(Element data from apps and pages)
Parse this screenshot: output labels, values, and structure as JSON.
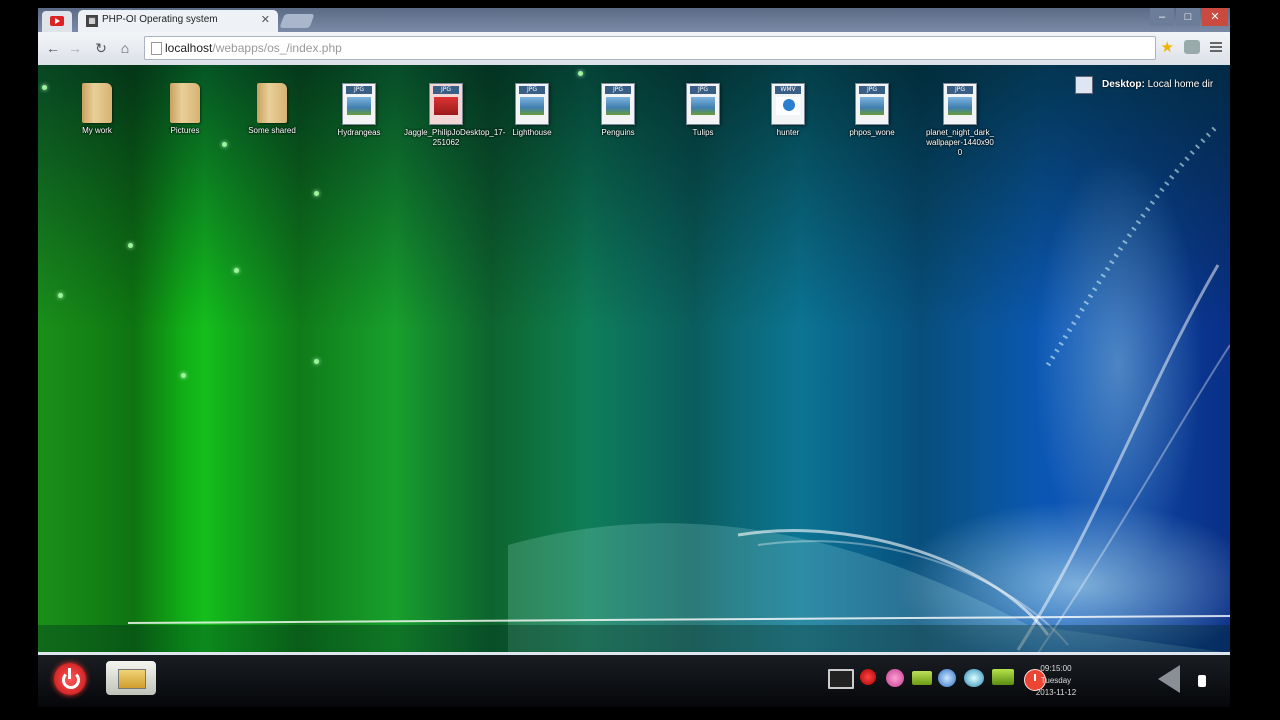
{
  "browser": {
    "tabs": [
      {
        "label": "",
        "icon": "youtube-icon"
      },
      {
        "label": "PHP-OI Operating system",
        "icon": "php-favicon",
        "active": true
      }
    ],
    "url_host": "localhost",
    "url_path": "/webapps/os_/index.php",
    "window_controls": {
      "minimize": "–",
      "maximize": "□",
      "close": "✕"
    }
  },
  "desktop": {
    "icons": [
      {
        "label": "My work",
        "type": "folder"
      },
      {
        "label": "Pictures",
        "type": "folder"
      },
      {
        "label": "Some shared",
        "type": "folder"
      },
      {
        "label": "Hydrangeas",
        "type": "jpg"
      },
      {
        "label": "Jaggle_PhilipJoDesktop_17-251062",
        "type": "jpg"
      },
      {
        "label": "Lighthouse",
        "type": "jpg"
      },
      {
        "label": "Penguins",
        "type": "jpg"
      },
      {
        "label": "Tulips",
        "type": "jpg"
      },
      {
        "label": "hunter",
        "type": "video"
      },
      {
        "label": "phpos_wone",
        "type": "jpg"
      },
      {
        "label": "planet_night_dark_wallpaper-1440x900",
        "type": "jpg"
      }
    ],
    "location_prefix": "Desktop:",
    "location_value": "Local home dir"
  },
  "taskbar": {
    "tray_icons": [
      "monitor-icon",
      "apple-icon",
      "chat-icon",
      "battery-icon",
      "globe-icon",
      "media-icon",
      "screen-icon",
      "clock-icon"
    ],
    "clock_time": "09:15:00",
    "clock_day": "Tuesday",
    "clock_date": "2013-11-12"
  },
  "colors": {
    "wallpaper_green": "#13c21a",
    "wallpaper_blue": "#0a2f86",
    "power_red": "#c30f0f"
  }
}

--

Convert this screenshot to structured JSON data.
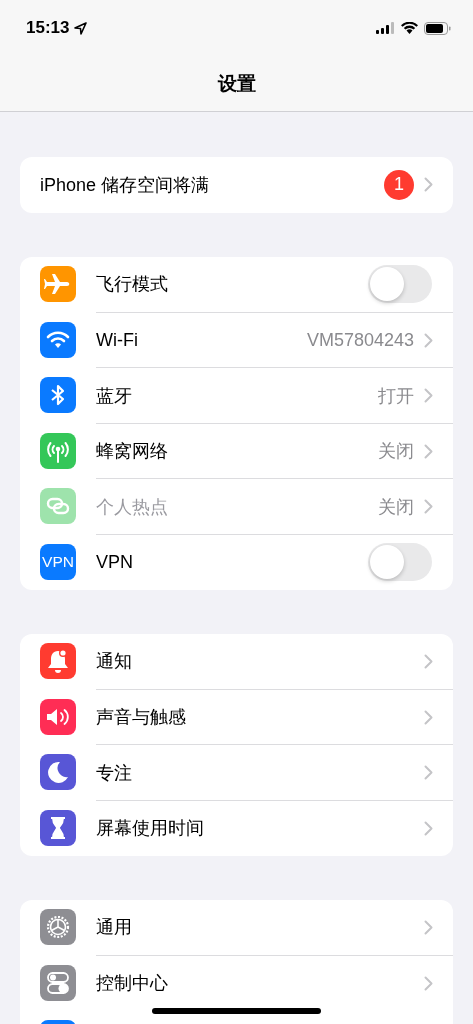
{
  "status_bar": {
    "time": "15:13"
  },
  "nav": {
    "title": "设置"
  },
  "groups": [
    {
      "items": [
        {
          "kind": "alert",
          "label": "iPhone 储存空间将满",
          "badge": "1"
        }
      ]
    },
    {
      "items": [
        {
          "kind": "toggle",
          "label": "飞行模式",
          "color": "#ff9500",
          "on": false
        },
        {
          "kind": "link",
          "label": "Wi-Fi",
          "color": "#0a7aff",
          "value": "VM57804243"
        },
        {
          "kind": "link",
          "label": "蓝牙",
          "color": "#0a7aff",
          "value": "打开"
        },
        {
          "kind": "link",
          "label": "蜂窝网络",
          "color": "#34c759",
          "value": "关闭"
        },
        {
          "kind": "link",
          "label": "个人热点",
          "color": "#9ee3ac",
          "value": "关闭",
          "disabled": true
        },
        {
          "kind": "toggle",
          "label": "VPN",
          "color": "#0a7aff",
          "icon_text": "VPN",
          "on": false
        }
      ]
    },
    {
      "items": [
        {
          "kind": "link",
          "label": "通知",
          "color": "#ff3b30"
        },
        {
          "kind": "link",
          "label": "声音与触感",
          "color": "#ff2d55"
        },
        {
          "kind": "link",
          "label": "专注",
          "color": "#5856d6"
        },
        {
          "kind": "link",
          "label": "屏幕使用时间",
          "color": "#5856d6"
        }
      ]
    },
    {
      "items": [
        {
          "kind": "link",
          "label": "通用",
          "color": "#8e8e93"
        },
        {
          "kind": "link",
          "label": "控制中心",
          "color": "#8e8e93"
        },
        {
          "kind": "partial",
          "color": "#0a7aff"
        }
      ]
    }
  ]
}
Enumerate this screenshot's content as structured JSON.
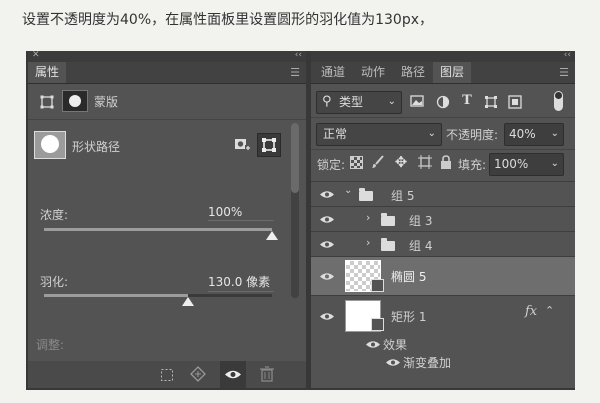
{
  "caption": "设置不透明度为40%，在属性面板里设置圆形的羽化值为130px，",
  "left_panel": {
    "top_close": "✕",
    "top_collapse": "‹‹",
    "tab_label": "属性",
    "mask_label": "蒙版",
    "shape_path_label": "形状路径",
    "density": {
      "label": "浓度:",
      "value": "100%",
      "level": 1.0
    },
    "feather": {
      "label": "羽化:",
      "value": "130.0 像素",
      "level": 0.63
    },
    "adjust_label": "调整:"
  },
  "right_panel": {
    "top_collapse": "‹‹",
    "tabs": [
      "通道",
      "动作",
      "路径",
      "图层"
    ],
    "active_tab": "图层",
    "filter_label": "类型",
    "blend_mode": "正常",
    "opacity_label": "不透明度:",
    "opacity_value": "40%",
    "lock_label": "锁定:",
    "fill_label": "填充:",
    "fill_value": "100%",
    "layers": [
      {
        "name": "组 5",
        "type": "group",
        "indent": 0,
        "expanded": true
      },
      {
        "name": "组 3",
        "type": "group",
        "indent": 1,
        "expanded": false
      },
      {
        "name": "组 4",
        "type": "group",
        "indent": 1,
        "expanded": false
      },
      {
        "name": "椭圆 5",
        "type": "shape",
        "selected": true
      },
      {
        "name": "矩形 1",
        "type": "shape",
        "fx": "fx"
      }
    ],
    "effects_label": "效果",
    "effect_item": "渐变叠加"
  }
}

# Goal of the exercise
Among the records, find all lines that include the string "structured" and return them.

# Answer for the task
Convert this screenshot to structured JSON data.
Enumerate this screenshot's content as structured JSON.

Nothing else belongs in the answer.